Carl Henrik Görbitz
[L-valyl-L-leucine aceto­nitrile solvate]

The results from ab initio structure prediction programs have demonstrated that any organic molecule has the potential to interrelate with its siblings in a number of different ways, the observed crystal structure representing an energy minimum where the contributions from various types of intermolecular interactions have been carefully balanced. Systematic investigations of molecules that share one important moiety/feature provide valuable experimental data for the understanding of this balance and for rationalizing important trends, even among other sets of compounds. Amino acids constitute an attractive group for such a survey, with a common polar head and a variable side chain. Crystal structures of more than 120 regular acyclic amino acids have been published in the past, meaning that the 20 proteinogenic amino acids represent but a minor fraction of the experimental material. However, if these amino acids are used to construct dipeptides, they alone leave 20 x 20 = 400 different options. As of June 2018, crystal structures are only available for 104 of them.

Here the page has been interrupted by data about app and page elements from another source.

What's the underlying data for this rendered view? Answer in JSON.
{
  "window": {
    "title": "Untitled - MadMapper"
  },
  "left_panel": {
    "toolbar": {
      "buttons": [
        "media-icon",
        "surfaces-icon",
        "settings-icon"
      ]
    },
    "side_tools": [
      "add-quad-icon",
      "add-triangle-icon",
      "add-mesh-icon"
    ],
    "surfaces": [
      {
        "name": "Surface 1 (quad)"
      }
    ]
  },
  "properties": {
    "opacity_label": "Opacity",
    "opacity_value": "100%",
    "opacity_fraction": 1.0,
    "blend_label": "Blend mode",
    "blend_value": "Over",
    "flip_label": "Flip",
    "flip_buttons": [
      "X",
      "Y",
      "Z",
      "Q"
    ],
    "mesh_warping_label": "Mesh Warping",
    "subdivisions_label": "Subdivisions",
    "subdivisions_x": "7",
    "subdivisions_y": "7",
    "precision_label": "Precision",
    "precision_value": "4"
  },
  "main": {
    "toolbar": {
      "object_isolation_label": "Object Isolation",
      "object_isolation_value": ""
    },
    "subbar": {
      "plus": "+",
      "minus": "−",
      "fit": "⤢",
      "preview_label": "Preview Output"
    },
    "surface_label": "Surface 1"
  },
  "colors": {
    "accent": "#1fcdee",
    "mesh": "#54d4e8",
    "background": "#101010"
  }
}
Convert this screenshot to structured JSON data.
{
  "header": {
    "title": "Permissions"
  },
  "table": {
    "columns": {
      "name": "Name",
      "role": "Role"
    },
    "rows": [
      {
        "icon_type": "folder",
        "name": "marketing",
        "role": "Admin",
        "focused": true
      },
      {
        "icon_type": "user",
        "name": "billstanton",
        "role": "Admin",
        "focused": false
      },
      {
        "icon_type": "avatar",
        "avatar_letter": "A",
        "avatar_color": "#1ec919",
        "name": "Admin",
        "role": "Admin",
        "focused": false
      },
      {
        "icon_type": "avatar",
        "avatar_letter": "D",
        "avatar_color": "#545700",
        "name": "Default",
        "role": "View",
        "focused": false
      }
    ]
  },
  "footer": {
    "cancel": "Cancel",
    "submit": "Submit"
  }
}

Hydrophobic dipeptides are a subgroup of particular interest. These are based on combinations of the five non-polar amino acids alanine (Ala), valine (Val), isoleucine (Ile), leucine (Leu) and phenylalanine (Phe) only, meaning that hydrogen bonds are essentially limited to connecting the constant parts of the molecules (i.e. the peptide main chains). Therefore, any change in the crystal structure upon amino acid substitution can be attributed to the side chain.

The crystal structure of Val-Leu acetonitrile solvate presented in Görbitz (2018. Acta Cryst. B74, 311-318) is the 25th and final missing piece in the 5 x 5 puzzle of hydrophobic dipeptide structures. This 'completion event' is used as an opportunity to review their crystal packing arrangements and hydrogen-bonding pattern preferences, the associated peptide conformations and the sometimes unexpected impact a seemingly modest amino acid substitution can have not only on the crystal structure but also on the propensity to include co-crystallized solvent molecules.

3 August 2018